The U.S. Department of Transportation’s Pipeline and Hazardous Materials Safety Administration on Tuesday, Feb. 1, announced another step in its efforts to improve the safe transport of hazardous materials by incorporating the provisions of six widely used cargo tank special permits into federal hazardous materials regulations. PHMSA says this new regulation will cut down on thousands of special permit applications per year.
“President Obama asked us to find ways to make our government better for the people of the United States,” says U.S. Transportation Secretary Ray LaHood. “Getting rid of this cumbersome process will maintain safety and save businesses and the government both time and money.”
PHMSA says the special permits all have long established safety records used to approve processes for hazmat transport not explicitly spelled out in PHMSA regulations. Over the years, the practices approved in these permits became commonplace and were proven safe, according to the agency.

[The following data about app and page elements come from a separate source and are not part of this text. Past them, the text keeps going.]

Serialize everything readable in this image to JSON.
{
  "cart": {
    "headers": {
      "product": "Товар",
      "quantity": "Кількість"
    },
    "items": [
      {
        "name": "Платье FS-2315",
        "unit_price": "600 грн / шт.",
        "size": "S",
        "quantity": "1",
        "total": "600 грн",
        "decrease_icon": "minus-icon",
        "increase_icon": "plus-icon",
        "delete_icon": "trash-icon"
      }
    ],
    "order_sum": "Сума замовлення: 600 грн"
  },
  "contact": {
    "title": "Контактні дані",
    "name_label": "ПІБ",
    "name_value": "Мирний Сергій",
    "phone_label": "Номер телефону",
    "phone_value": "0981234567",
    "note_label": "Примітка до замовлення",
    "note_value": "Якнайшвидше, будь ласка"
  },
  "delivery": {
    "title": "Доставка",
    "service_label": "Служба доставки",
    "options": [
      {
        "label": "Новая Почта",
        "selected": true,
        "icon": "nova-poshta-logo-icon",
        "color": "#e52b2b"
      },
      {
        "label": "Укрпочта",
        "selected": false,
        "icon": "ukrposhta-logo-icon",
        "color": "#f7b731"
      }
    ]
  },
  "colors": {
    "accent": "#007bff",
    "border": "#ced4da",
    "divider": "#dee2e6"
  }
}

“This rulemaking is another step in incorporating tested transportation technologies and operations from longstanding special permits into the regulations, promoting safety and streamlining our processes.” says Cynthia Quarterman, PHMSA administrator. “Streamlining the hazardous materials special permit and approvals process is a major priority for PHMSA.”
Last year, DOT released an action plan to improve PHMSA’s safety oversight, processes, procedures and policies for its hazardous materials special permits and approvals program. Six special permits will be incorporated into the hazardous materials regulations pertaining to the shipment of certain hazardous materials in cargo tanks:
• Two of the special permits cover hazardous materials mounted on farm trucks used exclusively for agricultural purposes – liquefied petroleum gas (LPG) and liquid soil pesticide (toxic substances);
• One special permit covers the transportation of hazardous materials used for striping roads;
• One special permit authorizes private motor carrier companies to transport propane tanks most commonly used for home heating and cooking; and
• Two special permits address nurse tanks: The first covers the transportation of nurse tanks securely mounted on field trucks, and the second authorizes the use of the nurse tanks carrying anhydrous ammonia under certain conditions when the tanks are missing or have illegible identification plates.